Nigerians Should Avoid A Repeat Of Biafra, A University Don Warns

A university lecturer, Prof. Hope Eghagha, on Wednesday warned that Nigeria should avoid tendencies that would escalate to another war after the bitter experience of the Biafra civil war.
Eghagha made the plea while reviewing a book, “The Nigerian Civil War, 50 Years After… Reflections of A Younger Generation’’ during the launch of the book.

He told Nigerians to shun propaganda and hate speeches, to prevent a re-occurrence of the events that led to the war in 1967. Information reaching us has it that analysts have often described the Biafra civil war as the deadliest of its type in Africa, having taken the lives of more than two million people.

Citing the Rwandan genocide, Eghagha, a lecturer at the University of Lagos, said: “Propaganda breeds hate, the civil war was not a pleasant experience as codes of interpersonal behavior were suspended. “Anyone who has gone through a war cannot hope for another, a child that goes through a war loses his childhood.

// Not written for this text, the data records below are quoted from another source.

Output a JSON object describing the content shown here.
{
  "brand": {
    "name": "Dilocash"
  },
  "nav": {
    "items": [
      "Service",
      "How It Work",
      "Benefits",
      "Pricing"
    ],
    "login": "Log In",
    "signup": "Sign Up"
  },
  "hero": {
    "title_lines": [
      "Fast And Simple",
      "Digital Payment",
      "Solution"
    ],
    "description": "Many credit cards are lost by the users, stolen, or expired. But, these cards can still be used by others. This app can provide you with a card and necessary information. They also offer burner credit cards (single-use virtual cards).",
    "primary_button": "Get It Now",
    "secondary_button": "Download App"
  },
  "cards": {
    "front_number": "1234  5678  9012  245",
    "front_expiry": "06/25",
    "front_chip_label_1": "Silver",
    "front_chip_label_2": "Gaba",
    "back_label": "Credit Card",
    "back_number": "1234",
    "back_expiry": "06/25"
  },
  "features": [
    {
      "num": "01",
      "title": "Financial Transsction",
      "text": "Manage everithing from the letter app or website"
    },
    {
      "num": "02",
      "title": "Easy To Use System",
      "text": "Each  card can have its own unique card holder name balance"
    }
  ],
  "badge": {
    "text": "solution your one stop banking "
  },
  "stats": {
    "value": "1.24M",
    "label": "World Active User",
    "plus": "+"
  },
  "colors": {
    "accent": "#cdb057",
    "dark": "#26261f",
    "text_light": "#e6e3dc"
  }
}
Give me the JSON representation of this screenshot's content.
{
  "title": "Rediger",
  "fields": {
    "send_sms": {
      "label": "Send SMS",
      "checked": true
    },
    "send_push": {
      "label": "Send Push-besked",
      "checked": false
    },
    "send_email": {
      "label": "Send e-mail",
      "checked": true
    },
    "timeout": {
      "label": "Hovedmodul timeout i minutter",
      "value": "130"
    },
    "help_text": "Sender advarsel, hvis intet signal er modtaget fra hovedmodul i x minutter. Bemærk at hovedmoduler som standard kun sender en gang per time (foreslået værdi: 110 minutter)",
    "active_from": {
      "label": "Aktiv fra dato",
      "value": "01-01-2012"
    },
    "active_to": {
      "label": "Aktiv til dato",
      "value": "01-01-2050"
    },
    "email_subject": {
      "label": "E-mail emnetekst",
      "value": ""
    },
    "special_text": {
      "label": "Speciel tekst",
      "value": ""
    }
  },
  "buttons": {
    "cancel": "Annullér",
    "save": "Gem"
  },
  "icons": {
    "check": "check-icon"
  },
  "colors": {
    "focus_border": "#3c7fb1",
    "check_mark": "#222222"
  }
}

“We should not promote the ideology of war by narrative or default. “From the refugee crisis being experienced internationally, the world cannot afford a war in Nigeria,” he said.

Eghagha praised the authors of the book, saying that they did an excellent job in bringing to light narratives from the civil war as well as the reconciliation efforts of subsequent regimes.

The Chairman of the occasion, Mr. Chris Ogiemwonyi, described the book as a proof that combat should never be an option to settling national differences. “There is a Bini proverb which literally translated means ‘war is never beautiful.’ For those asking for war or the country’s separation, they should bear that proverb in mind.

“We should never pray for war no matter how hard the discussion will be.” Giving insight into the book, Ogiemwonyi, an engineer, said the book was an assemblage of facts from the war.

“We have read various accounts of the Nigerian civil war from warlords, politicians, and eye-witnesses. “This account is a compilation of facts as witnessed by victims, who saw part of the war. “I will equally like to corroborate the facts as I also witnessed the civil war as a form three student in 1967.

“The book mentioned a time in Nigeria where tribalism was not an issue. However, with successive coups and the civil war, things started falling apart. “The Nigerian civil war brought various hardships to the country,” Ogiemwonyi said.

The book was written by Ebho Abure and Agbose Akinwole. In a remark, Abure urged Nigerians to read the book and give their feedback, saying that the objective of the book was to create a better union in Nigeria. With NAN